About this task:
Look for the word "Quintana" in the material below. Copy each line that has it.

Input:

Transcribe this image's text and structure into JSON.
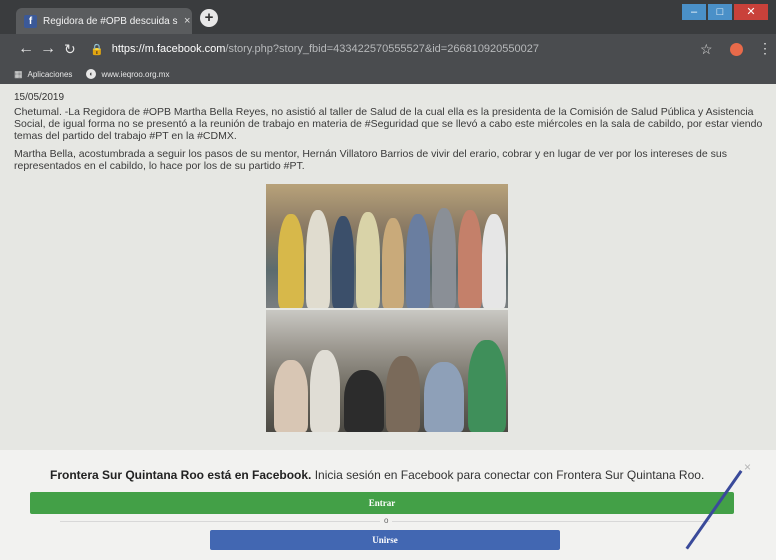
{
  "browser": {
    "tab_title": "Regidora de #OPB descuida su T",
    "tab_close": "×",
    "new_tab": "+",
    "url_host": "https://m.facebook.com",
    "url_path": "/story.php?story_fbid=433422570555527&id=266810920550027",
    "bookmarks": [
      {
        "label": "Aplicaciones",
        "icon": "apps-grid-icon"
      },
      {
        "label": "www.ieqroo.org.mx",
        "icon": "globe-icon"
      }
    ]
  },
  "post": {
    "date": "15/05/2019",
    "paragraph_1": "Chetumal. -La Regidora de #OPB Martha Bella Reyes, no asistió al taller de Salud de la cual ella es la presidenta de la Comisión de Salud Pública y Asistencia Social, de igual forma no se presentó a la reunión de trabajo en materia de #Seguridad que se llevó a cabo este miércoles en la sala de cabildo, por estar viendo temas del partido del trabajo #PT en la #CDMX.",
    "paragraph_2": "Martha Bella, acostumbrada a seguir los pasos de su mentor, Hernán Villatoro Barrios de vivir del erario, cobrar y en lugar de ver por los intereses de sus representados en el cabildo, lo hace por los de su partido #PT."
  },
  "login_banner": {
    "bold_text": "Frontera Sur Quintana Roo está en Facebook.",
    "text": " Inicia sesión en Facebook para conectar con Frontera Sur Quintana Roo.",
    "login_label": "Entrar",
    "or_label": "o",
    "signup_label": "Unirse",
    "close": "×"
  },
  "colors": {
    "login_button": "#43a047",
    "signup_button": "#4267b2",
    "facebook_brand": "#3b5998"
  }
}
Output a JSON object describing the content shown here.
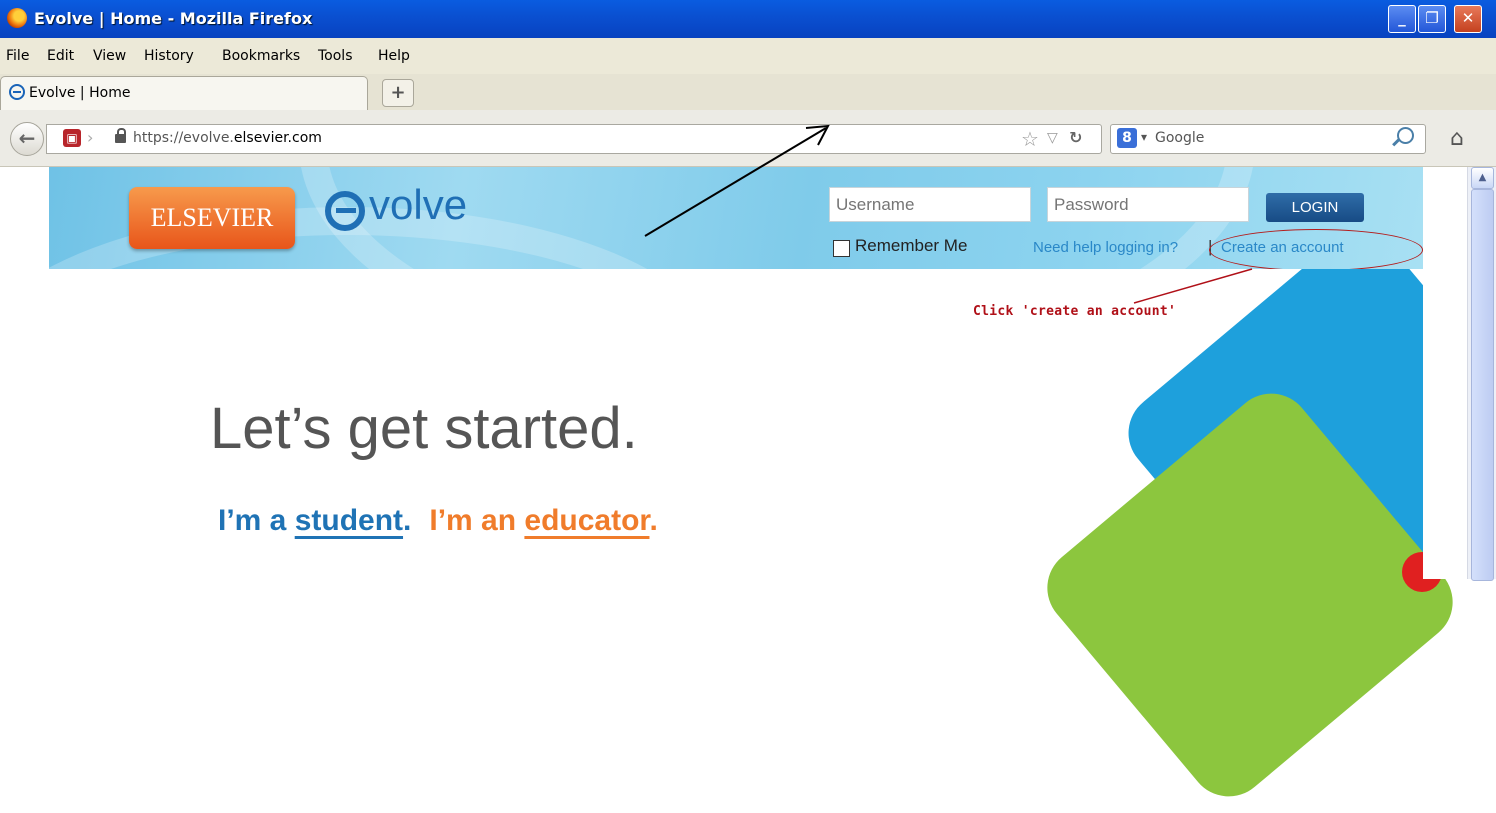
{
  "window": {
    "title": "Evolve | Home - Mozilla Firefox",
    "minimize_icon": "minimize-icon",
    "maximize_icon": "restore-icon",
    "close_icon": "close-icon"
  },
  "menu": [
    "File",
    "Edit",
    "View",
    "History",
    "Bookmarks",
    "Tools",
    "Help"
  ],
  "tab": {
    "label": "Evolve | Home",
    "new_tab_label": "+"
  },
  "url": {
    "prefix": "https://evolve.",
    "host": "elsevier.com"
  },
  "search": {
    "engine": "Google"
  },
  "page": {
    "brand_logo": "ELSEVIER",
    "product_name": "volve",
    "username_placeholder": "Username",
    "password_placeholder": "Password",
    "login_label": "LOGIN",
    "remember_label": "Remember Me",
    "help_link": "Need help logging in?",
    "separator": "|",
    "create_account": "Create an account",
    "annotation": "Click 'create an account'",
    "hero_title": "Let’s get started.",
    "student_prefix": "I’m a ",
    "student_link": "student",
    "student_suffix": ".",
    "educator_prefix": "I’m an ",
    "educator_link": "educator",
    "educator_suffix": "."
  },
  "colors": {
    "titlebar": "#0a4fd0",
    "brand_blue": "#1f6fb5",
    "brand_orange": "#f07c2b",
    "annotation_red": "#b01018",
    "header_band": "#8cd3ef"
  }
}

Answer to this problem:
    "bold_text": "Frontera Sur Quintana Roo está en Facebook.",
    "text": " Inicia sesión en Facebook para conectar con Frontera Sur Quintana Roo.",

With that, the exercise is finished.